*Required action*.
Return the records in full, exactly as given.

*Data*.
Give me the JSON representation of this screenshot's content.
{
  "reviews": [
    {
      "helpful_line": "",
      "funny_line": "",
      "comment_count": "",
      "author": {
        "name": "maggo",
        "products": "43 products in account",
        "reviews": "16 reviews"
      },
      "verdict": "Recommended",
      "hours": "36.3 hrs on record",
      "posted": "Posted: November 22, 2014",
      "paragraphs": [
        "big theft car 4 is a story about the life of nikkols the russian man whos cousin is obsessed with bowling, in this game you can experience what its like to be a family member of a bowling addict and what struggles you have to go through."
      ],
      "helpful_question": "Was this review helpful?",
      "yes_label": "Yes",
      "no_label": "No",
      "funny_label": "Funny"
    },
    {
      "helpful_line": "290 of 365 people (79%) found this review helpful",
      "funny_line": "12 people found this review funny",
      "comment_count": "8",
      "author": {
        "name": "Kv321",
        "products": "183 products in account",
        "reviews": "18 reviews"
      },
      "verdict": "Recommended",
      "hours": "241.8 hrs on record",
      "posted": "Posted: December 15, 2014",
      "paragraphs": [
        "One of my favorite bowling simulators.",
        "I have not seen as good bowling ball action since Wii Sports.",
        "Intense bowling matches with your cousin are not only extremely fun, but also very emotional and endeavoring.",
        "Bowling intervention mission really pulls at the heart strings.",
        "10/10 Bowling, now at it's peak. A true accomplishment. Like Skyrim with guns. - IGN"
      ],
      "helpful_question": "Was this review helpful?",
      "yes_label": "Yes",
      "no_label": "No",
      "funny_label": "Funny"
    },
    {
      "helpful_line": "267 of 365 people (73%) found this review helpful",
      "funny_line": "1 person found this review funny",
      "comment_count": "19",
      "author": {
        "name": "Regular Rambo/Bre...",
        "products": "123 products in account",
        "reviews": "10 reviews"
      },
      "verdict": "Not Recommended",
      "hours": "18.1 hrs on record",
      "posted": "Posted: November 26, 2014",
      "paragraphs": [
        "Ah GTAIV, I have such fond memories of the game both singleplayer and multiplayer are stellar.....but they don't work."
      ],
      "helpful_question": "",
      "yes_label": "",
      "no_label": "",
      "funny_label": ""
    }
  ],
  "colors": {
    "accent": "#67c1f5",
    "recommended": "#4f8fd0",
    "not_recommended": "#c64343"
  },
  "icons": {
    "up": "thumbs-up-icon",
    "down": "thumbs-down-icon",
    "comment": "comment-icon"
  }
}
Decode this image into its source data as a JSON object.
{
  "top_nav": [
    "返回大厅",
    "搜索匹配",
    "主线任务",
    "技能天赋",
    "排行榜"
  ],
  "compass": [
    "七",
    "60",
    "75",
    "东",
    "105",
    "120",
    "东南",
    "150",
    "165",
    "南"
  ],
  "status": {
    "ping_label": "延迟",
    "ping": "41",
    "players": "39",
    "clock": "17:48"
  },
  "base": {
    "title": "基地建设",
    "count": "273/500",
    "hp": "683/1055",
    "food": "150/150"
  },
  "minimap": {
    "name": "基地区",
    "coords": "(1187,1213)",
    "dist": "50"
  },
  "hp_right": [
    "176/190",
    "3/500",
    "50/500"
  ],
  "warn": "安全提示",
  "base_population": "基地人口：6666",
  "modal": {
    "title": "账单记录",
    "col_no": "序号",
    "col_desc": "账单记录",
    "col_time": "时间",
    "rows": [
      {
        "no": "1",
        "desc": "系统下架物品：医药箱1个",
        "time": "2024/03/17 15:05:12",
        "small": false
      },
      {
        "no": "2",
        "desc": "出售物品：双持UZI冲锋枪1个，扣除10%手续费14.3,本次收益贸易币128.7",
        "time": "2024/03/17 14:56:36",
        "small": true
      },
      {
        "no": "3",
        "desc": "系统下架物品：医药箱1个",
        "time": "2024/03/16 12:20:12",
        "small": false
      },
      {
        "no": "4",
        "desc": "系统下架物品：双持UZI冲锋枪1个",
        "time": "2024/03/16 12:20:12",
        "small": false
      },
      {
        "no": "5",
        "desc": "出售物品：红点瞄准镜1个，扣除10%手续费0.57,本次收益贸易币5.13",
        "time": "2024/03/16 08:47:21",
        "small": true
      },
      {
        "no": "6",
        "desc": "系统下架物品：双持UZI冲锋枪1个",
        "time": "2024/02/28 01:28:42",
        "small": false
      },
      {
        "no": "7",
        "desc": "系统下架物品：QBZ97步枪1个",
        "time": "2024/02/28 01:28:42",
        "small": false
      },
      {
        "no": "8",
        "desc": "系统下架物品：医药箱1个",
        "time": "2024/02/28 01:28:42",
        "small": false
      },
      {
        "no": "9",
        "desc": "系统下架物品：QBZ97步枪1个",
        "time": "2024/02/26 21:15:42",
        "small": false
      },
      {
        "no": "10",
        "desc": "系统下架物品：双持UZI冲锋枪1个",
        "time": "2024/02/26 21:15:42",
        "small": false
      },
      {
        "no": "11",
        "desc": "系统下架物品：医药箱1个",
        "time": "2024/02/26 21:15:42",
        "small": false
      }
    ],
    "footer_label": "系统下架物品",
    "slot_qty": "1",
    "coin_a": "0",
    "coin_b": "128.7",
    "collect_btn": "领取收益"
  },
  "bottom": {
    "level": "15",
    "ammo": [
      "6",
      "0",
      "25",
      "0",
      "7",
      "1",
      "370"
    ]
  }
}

*Solution to this task*.
Give me the JSON representation of this screenshot's content.
{
  "reviews": [
    {
      "helpful_line": "",
      "funny_line": "",
      "comment_count": "",
      "author": {
        "name": "maggo",
        "products": "43 products in account",
        "reviews": "16 reviews"
      },
      "verdict": "Recommended",
      "hours": "36.3 hrs on record",
      "posted": "Posted: November 22, 2014",
      "paragraphs": [
        "big theft car 4 is a story about the life of nikkols the russian man whos cousin is obsessed with bowling, in this game you can experience what its like to be a family member of a bowling addict and what struggles you have to go through."
      ],
      "helpful_question": "Was this review helpful?",
      "yes_label": "Yes",
      "no_label": "No",
      "funny_label": "Funny"
    },
    {
      "helpful_line": "290 of 365 people (79%) found this review helpful",
      "funny_line": "12 people found this review funny",
      "comment_count": "8",
      "author": {
        "name": "Kv321",
        "products": "183 products in account",
        "reviews": "18 reviews"
      },
      "verdict": "Recommended",
      "hours": "241.8 hrs on record",
      "posted": "Posted: December 15, 2014",
      "paragraphs": [
        "One of my favorite bowling simulators.",
        "I have not seen as good bowling ball action since Wii Sports.",
        "Intense bowling matches with your cousin are not only extremely fun, but also very emotional and endeavoring.",
        "Bowling intervention mission really pulls at the heart strings.",
        "10/10 Bowling, now at it's peak. A true accomplishment. Like Skyrim with guns. - IGN"
      ],
      "helpful_question": "Was this review helpful?",
      "yes_label": "Yes",
      "no_label": "No",
      "funny_label": "Funny"
    },
    {
      "helpful_line": "267 of 365 people (73%) found this review helpful",
      "funny_line": "1 person found this review funny",
      "comment_count": "19",
      "author": {
        "name": "Regular Rambo/Bre...",
        "products": "123 products in account",
        "reviews": "10 reviews"
      },
      "verdict": "Not Recommended",
      "hours": "18.1 hrs on record",
      "posted": "Posted: November 26, 2014",
      "paragraphs": [
        "Ah GTAIV, I have such fond memories of the game both singleplayer and multiplayer are stellar.....but they don't work."
      ],
      "helpful_question": "",
      "yes_label": "",
      "no_label": "",
      "funny_label": ""
    }
  ],
  "colors": {
    "accent": "#67c1f5",
    "recommended": "#4f8fd0",
    "not_recommended": "#c64343"
  },
  "icons": {
    "up": "thumbs-up-icon",
    "down": "thumbs-down-icon",
    "comment": "comment-icon"
  }
}
Decode this image into its source data as a JSON object.
{
  "top_nav": [
    "返回大厅",
    "搜索匹配",
    "主线任务",
    "技能天赋",
    "排行榜"
  ],
  "compass": [
    "七",
    "60",
    "75",
    "东",
    "105",
    "120",
    "东南",
    "150",
    "165",
    "南"
  ],
  "status": {
    "ping_label": "延迟",
    "ping": "41",
    "players": "39",
    "clock": "17:48"
  },
  "base": {
    "title": "基地建设",
    "count": "273/500",
    "hp": "683/1055",
    "food": "150/150"
  },
  "minimap": {
    "name": "基地区",
    "coords": "(1187,1213)",
    "dist": "50"
  },
  "hp_right": [
    "176/190",
    "3/500",
    "50/500"
  ],
  "warn": "安全提示",
  "base_population": "基地人口：6666",
  "modal": {
    "title": "账单记录",
    "col_no": "序号",
    "col_desc": "账单记录",
    "col_time": "时间",
    "rows": [
      {
        "no": "1",
        "desc": "系统下架物品：医药箱1个",
        "time": "2024/03/17 15:05:12",
        "small": false
      },
      {
        "no": "2",
        "desc": "出售物品：双持UZI冲锋枪1个，扣除10%手续费14.3,本次收益贸易币128.7",
        "time": "2024/03/17 14:56:36",
        "small": true
      },
      {
        "no": "3",
        "desc": "系统下架物品：医药箱1个",
        "time": "2024/03/16 12:20:12",
        "small": false
      },
      {
        "no": "4",
        "desc": "系统下架物品：双持UZI冲锋枪1个",
        "time": "2024/03/16 12:20:12",
        "small": false
      },
      {
        "no": "5",
        "desc": "出售物品：红点瞄准镜1个，扣除10%手续费0.57,本次收益贸易币5.13",
        "time": "2024/03/16 08:47:21",
        "small": true
      },
      {
        "no": "6",
        "desc": "系统下架物品：双持UZI冲锋枪1个",
        "time": "2024/02/28 01:28:42",
        "small": false
      },
      {
        "no": "7",
        "desc": "系统下架物品：QBZ97步枪1个",
        "time": "2024/02/28 01:28:42",
        "small": false
      },
      {
        "no": "8",
        "desc": "系统下架物品：医药箱1个",
        "time": "2024/02/28 01:28:42",
        "small": false
      },
      {
        "no": "9",
        "desc": "系统下架物品：QBZ97步枪1个",
        "time": "2024/02/26 21:15:42",
        "small": false
      },
      {
        "no": "10",
        "desc": "系统下架物品：双持UZI冲锋枪1个",
        "time": "2024/02/26 21:15:42",
        "small": false
      },
      {
        "no": "11",
        "desc": "系统下架物品：医药箱1个",
        "time": "2024/02/26 21:15:42",
        "small": false
      }
    ],
    "footer_label": "系统下架物品",
    "slot_qty": "1",
    "coin_a": "0",
    "coin_b": "128.7",
    "collect_btn": "领取收益"
  },
  "bottom": {
    "level": "15",
    "ammo": [
      "6",
      "0",
      "25",
      "0",
      "7",
      "1",
      "370"
    ]
  }
}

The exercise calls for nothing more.